The first time I lifted heavy, I got blisters the next day. My soft adolescent hands weren't ready for the abrasion of a heavy barbell pulling downward with the relentless strength of gravity. I had three choices: quit, start wearing gloves, or train bare handed until my skin thickened and the barbell no longer hurt. I chose gloves. At first it seemed like a perfect solution, but then I got stronger. I could lift more weight, but the barbell kept slipping in my gloved hands. With a layer of soft leather between my fingers and the weight, I couldn't maintain my grip long enough to finish my sets. Off came the gloves, and the blisters returned. This time I knew I had to stick it out. I kept lifting, and the blisters popped. They bled. I didn't stop. After two weeks I noticed the skin of my palms at the bottom of each finger had grown thick and yellowish. I could poke it with a pin and it barely hurt. Best of all, I could pick up the barbell without feeling like I was rubbing my hands on a hoof rasp. I'd learned a valuable lesson about perseverance and mental toughness. Shying away from discomfort keeps you weak. Facing it head on makes you strong.


No one starts off tough. Toughness is built, not born. Everyone faces adverse situations, and how you respond to these determines your physical and mental strength. Every painful situation offers a choice: shy away and find an easier path, or plough through the discomfort, reaping the rewards on the other side. The Man Factory is about urging you to embrace the second option. That goes for exercise and life in general. When faced with challenges, each choice you make contributes to your character, either for good or ill. If you're serious about getting mentally and physically tough and strong, it's vital to keep this in mind. Here are four strategies for harnessing challenges in your life to boost your toughness and become a better man.


Don't Shy Away From Pain

Robert Frost wrote the famous line "Two roads diverged in a wood, and I— I took the one less traveled by, and that has made all the difference." Nowadays, choosing to face pain head on is certainly the road less travelled by. In our modern, affluent society, pain and discomfort have become enemies. We forget that only a few generations ago they were constant companions. Ways of life. Years of innovation have allowed us to live safe, nearly painless lives, insulated from the harsh realities of the natural world. Trouble is, human beings are designed to struggle. Without adversity, we grow soft mentally and physically.
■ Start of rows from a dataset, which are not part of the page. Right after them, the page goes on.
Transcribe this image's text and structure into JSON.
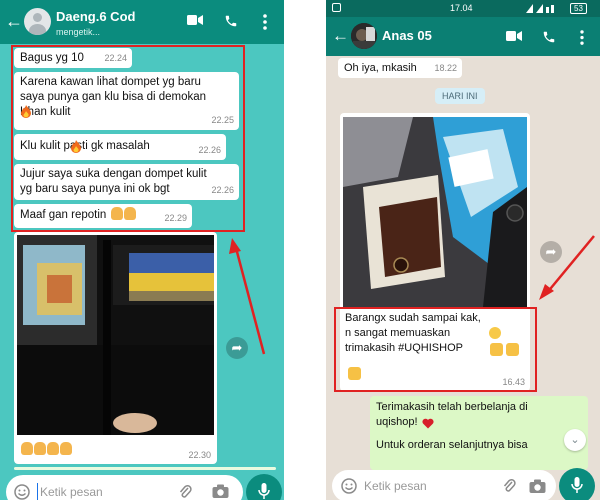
{
  "left": {
    "contact_name": "Daeng.6 Cod",
    "status": "mengetik...",
    "messages": [
      {
        "text": "Bagus yg 10",
        "time": "22.24"
      },
      {
        "text": "Karena kawan lihat dompet yg baru\nsaya punya gan klu bisa di demokan\nKhan kulit",
        "time": "22.25"
      },
      {
        "text": "Klu kulit  pasti gk masalah",
        "time": "22.26"
      },
      {
        "text": "Jujur saya suka dengan dompet kulit\nyg baru saya punya ini ok bgt",
        "time": "22.26"
      },
      {
        "text": "Maaf gan repotin",
        "time": "22.29"
      }
    ],
    "photo_time": "22.30",
    "input_placeholder": "Ketik pesan",
    "icons": [
      "back-arrow-icon",
      "video-call-icon",
      "phone-icon",
      "more-vert-icon",
      "emoji-icon",
      "attach-icon",
      "camera-icon",
      "mic-icon",
      "forward-icon"
    ]
  },
  "right": {
    "status_time": "17.04",
    "battery": "53",
    "contact_name": "Anas 05",
    "messages_in": [
      {
        "text": "Oh iya, mkasih",
        "time": "18.22"
      }
    ],
    "date_label": "HARI INI",
    "photo_caption": "Barangx sudah sampai kak,\nn sangat memuaskan\ntrimakasih #UQHISHOP",
    "photo_time": "16.43",
    "reply_1": "Terimakasih telah berbelanja di\nuqishop!",
    "reply_2": "Untuk orderan selanjutnya bisa",
    "input_placeholder": "Ketik pesan",
    "icons": [
      "back-arrow-icon",
      "video-call-icon",
      "phone-icon",
      "more-vert-icon",
      "emoji-icon",
      "attach-icon",
      "camera-icon",
      "mic-icon",
      "forward-icon",
      "scroll-down-icon"
    ]
  },
  "colors": {
    "header_green": "#0b8c7e",
    "chat_bg_left": "#4cc7c0",
    "chat_bg_right": "#e7dfd6",
    "outgoing_bubble": "#dcf8c6",
    "highlight_red": "#e02222"
  }
}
I'm convinced this is why many people turn to exercise. They have an innate need to overcomes painful challenges, and if their life has none, they create them. Whether in or out of the weight room, don't be afraid of pain. If enduring it will achieve something great, embrace it. Not for its own sake, but for yours.
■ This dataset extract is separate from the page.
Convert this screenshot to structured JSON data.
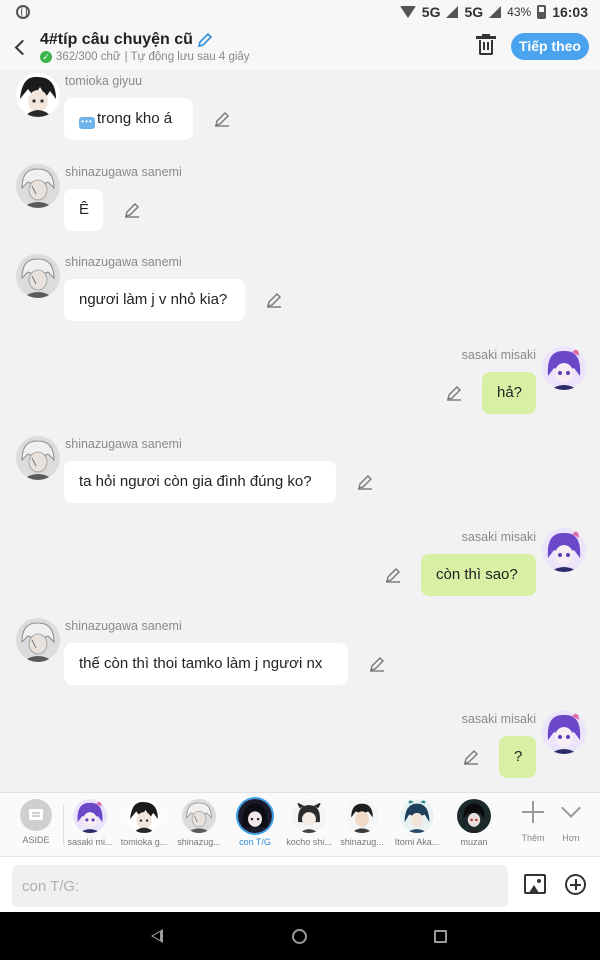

Make Manual Labour PArt of Your Life

If your day job involves a lot of sitting, you might find the idea of hard physical work distasteful. Do some anyway. I earn most of my money at the computer, so I understand the temptation to stay on your padded chair, where the biggest risk is a mild case of carpal tunnel syndrome. This isn't good for you physically or mentally. I'm not suggesting you change what you do for a living, but if that living is earned without sweat, you should find something useful to do between shifts that challenges you physically. There's nothing quite like the sense of accomplishment that comes after a productive day of working with your hands. I've never enjoyed this same sense of satisfaction after a day at the computer, no matter how many websites or videos I create. The ability to push through tough physical work is something every man should have, whether or not their livelihood depends on it. Even men who spend their entire careers at a desk will eventually face situations where being physically capable is a big advantage.


Exercise REgularly
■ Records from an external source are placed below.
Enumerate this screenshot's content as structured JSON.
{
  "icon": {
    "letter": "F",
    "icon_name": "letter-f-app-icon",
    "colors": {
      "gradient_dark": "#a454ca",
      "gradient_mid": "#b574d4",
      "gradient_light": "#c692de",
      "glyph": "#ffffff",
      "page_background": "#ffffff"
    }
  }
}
This should go without saying, but if you're not doing some form of challenging exercise regularly, you won't be physically normal. Human bodies are designed for exertion. Without it we suffer all sorts of consequences: weak muscles, bad backs, seemingly random aches and pains, and an inability to lift even light objects without pulling something. This is no way to live. Maybe you've convinced yourself you don't have time for exercise. If so, I refer you to this article. Perhaps you know you should be training, but can't muster the motivation to start. Now's the time to change that. Don't wait until you throw a spinal disc lifting a paperclip. Start staving off weakness now. Remember these wise words from Mark Rippetoe in his book Starting Strength: "Exercise is not a thing we do to fix a problem - it is a thing we must do anyway, a thing without which there will always be problems."


Seek Out Worthwhile Challenges

Life isn't just about existing. It's about overcoming worthwhile challenges. When I was in high school, I pitied many of peers who seemed to have no idea what they wanted in life. They felt pressured to make a decision, while I couldn't wait to make mine. This unfortunate condition isn't unique to teenagers, either. Far too many adults live what Thoreau called "lives of quiet desperation", plugging away at their menial jobs, slowly losing hope that life can ever be anything but mundane and repetitive. That's where having a passion can help. If you're not passionate about your work, find a hobby. Something constructive and challenging that you can really throw yourself into. For me, it's building my body and my home. For you it might be learning a foreign language, starting a business or training for your first marathon. Whatever proverbial mountain gets you excited, strap on your alpine boots and start climbing.


Write a comment

Comments: 0